Extracted data entries:

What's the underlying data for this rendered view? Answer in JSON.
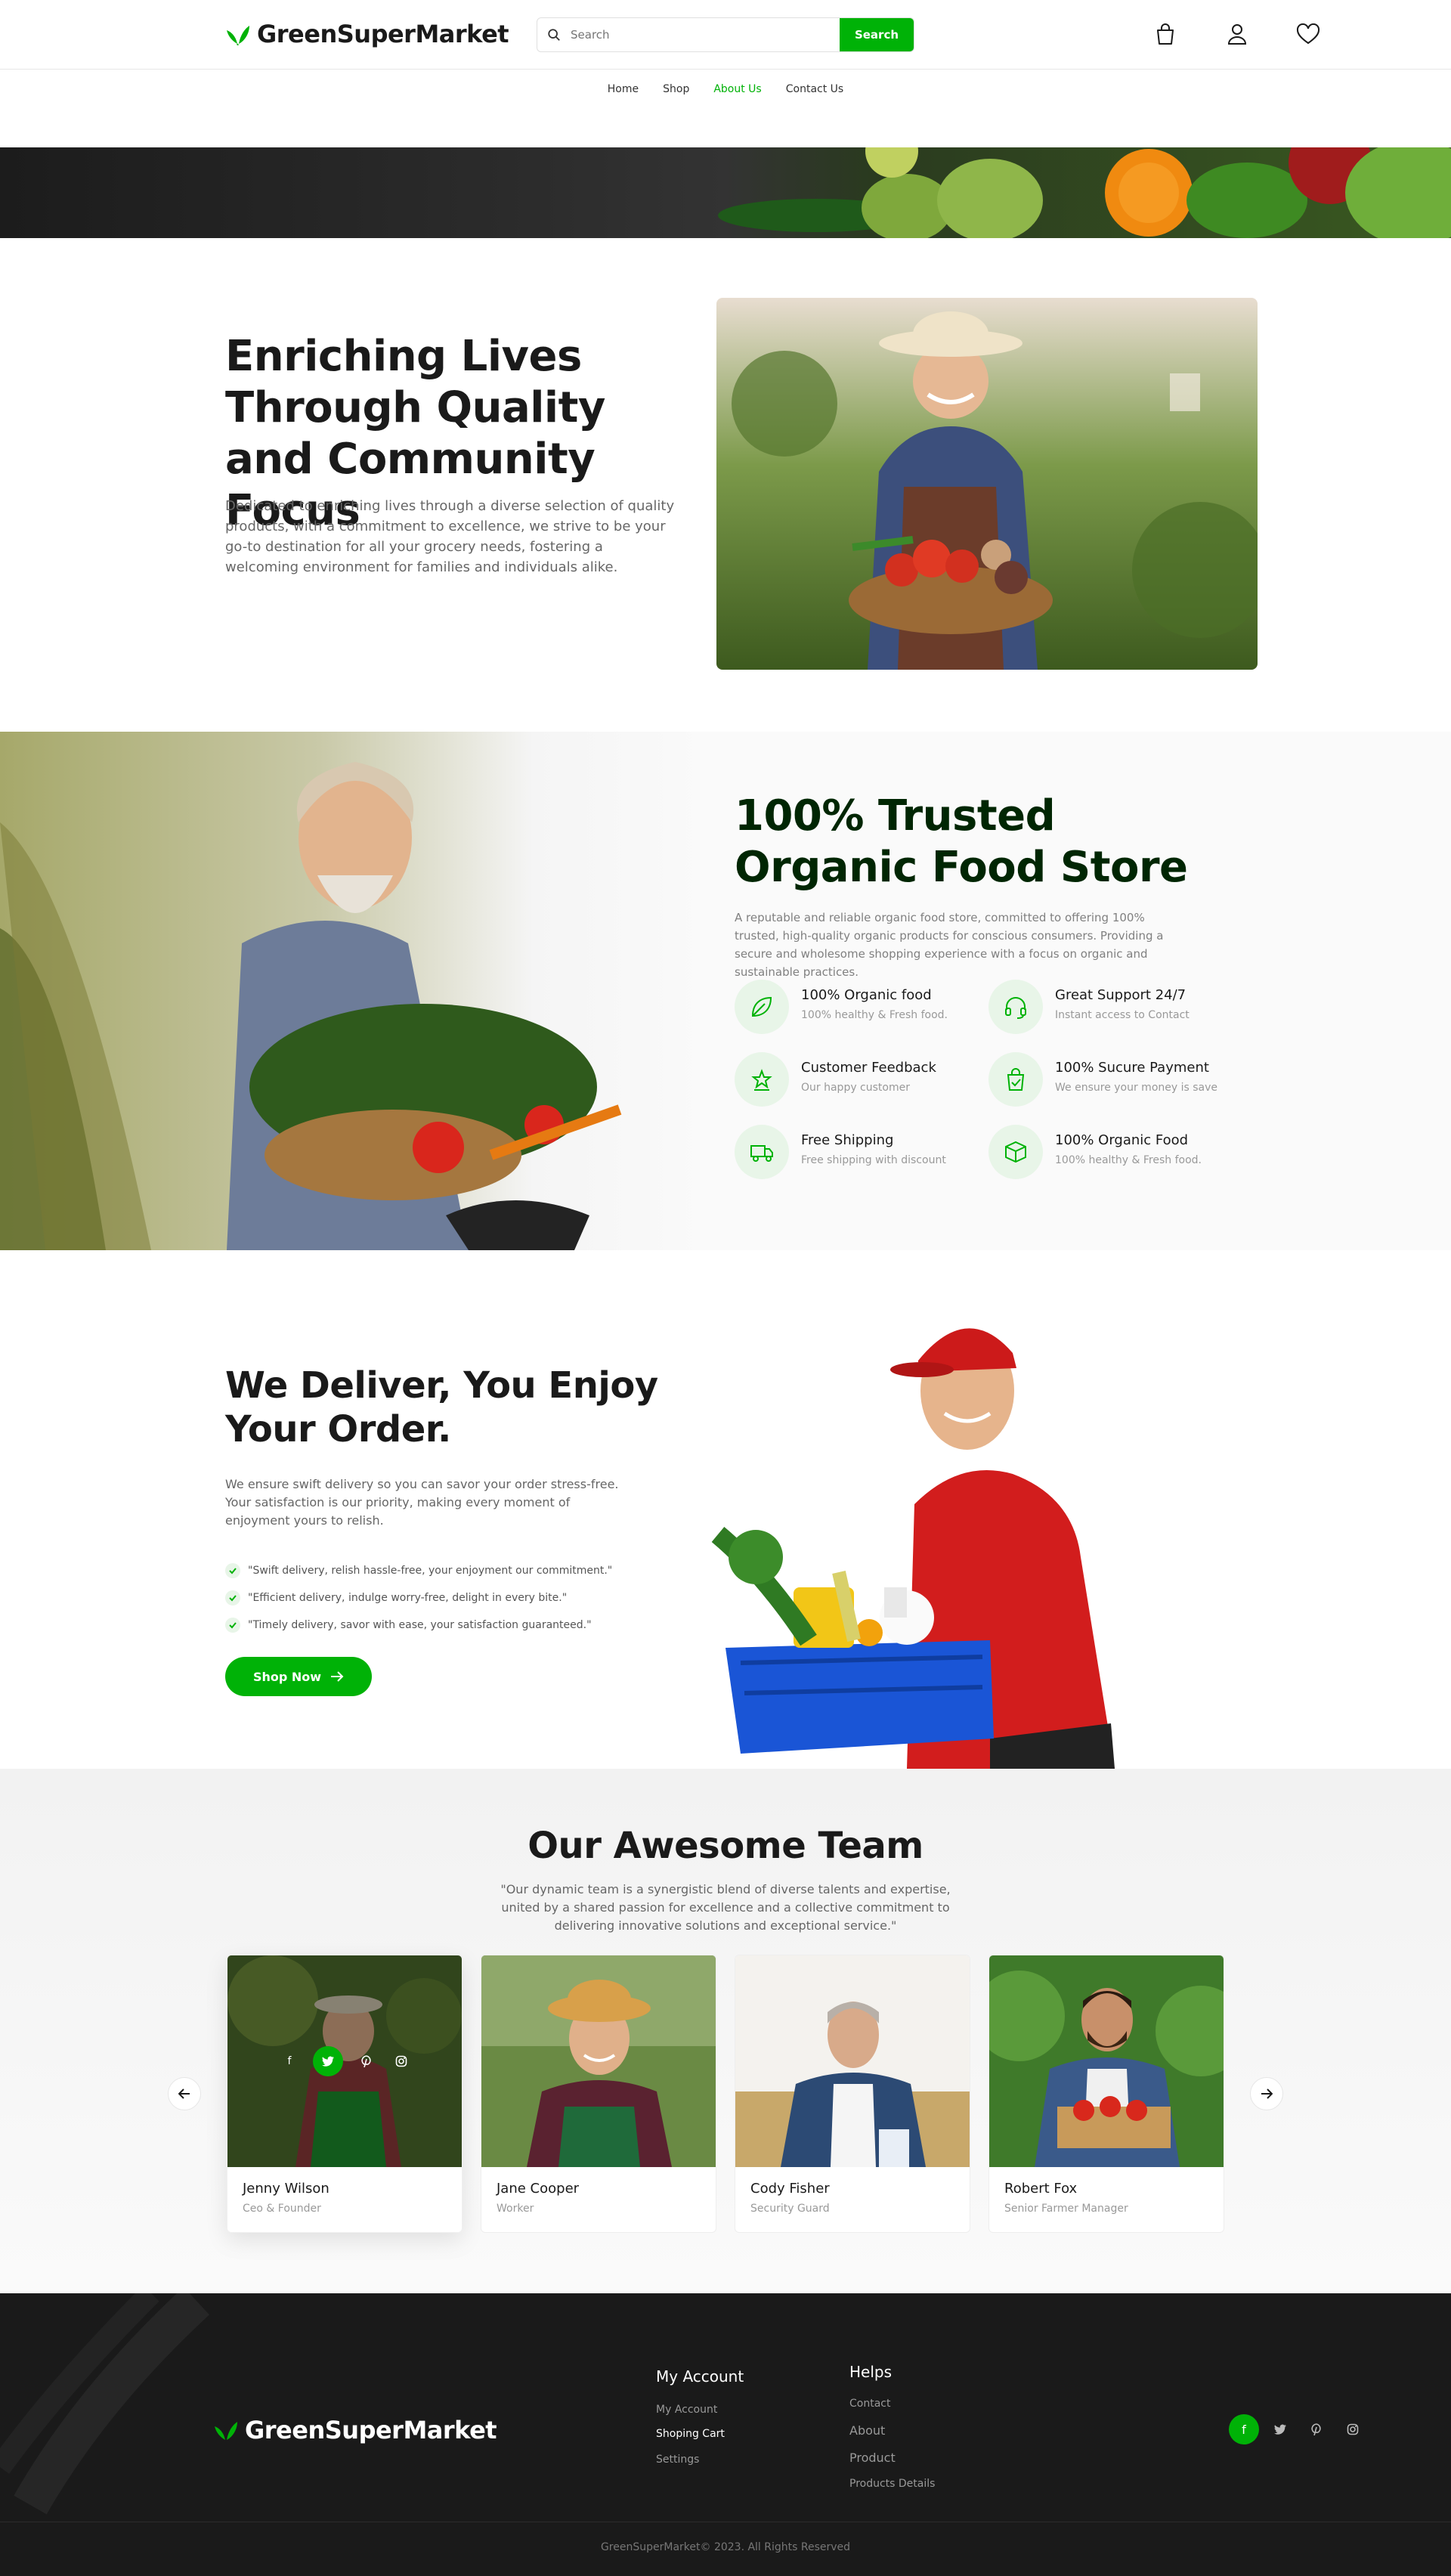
{
  "brand": {
    "name": "GreenSuperMarket",
    "accent": "#00B207",
    "dark_green": "#002603"
  },
  "header": {
    "search_placeholder": "Search",
    "search_button": "Search",
    "icons": [
      "bag-icon",
      "user-icon",
      "heart-icon"
    ]
  },
  "nav": {
    "items": [
      {
        "label": "Home"
      },
      {
        "label": "Shop"
      },
      {
        "label": "About Us",
        "active": true
      },
      {
        "label": "Contact Us"
      }
    ]
  },
  "about": {
    "title": "Enriching Lives Through Quality and Community Focus",
    "text": "Dedicated to enriching lives through a diverse selection of quality products, with a commitment to excellence, we strive to be your go-to destination for all your grocery needs, fostering a welcoming environment for families and individuals alike."
  },
  "trusted": {
    "title": "100% Trusted Organic Food Store",
    "text": "A reputable and reliable organic food store, committed to offering 100% trusted, high-quality organic products for conscious consumers. Providing a secure and wholesome shopping experience with a focus on organic and sustainable practices.",
    "features": [
      {
        "title": "100% Organic food",
        "sub": "100% healthy & Fresh food.",
        "icon": "leaf-icon"
      },
      {
        "title": "Great Support 24/7",
        "sub": "Instant access to Contact",
        "icon": "headphones-icon"
      },
      {
        "title": "Customer Feedback",
        "sub": "Our happy customer",
        "icon": "star-badge-icon"
      },
      {
        "title": "100% Sucure Payment",
        "sub": "We ensure your money is save",
        "icon": "shopping-bag-check-icon"
      },
      {
        "title": "Free Shipping",
        "sub": "Free shipping with discount",
        "icon": "truck-icon"
      },
      {
        "title": "100% Organic Food",
        "sub": "100% healthy & Fresh food.",
        "icon": "box-icon"
      }
    ]
  },
  "deliver": {
    "title": "We Deliver, You Enjoy Your Order.",
    "text": "We ensure swift delivery so you can savor your order stress-free. Your satisfaction is our priority, making every moment of enjoyment yours to relish.",
    "points": [
      "\"Swift delivery, relish hassle-free, your enjoyment our commitment.\"",
      "\"Efficient delivery, indulge worry-free, delight in every bite.\"",
      "\"Timely delivery, savor with ease, your satisfaction guaranteed.\""
    ],
    "button": "Shop Now"
  },
  "team": {
    "title": "Our Awesome Team",
    "text": "\"Our dynamic team is a synergistic blend of diverse talents and expertise, united by a shared passion for excellence and a collective commitment to delivering innovative solutions and exceptional service.\"",
    "members": [
      {
        "name": "Jenny Wilson",
        "role": "Ceo & Founder"
      },
      {
        "name": "Jane Cooper",
        "role": "Worker"
      },
      {
        "name": "Cody Fisher",
        "role": "Security Guard"
      },
      {
        "name": "Robert Fox",
        "role": "Senior Farmer Manager"
      }
    ]
  },
  "footer": {
    "my_account_title": "My Account",
    "my_account_links": [
      "My Account",
      "Shoping Cart",
      "Settings"
    ],
    "helps_title": "Helps",
    "helps_links": [
      "Contact",
      "About",
      "Product",
      "Products Details"
    ],
    "social": [
      "facebook-icon",
      "twitter-icon",
      "pinterest-icon",
      "instagram-icon"
    ],
    "copyright": "GreenSuperMarket© 2023. All Rights Reserved"
  }
}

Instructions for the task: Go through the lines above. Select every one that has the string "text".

Response area:
    "text": "Dedicated to enriching lives through a diverse selection of quality products, with a commitment to excellence, we strive to be your go-to destination for all your grocery needs, fostering a welcoming environment for families and individuals alike."
    "text": "A reputable and reliable organic food store, committed to offering 100% trusted, high-quality organic products for conscious consumers. Providing a secure and wholesome shopping experience with a focus on organic and sustainable practices.",
    "text": "We ensure swift delivery so you can savor your order stress-free. Your satisfaction is our priority, making every moment of enjoyment yours to relish.",
    "text": "\"Our dynamic team is a synergistic blend of diverse talents and expertise, united by a shared passion for excellence and a collective commitment to delivering innovative solutions and exceptional service.\"",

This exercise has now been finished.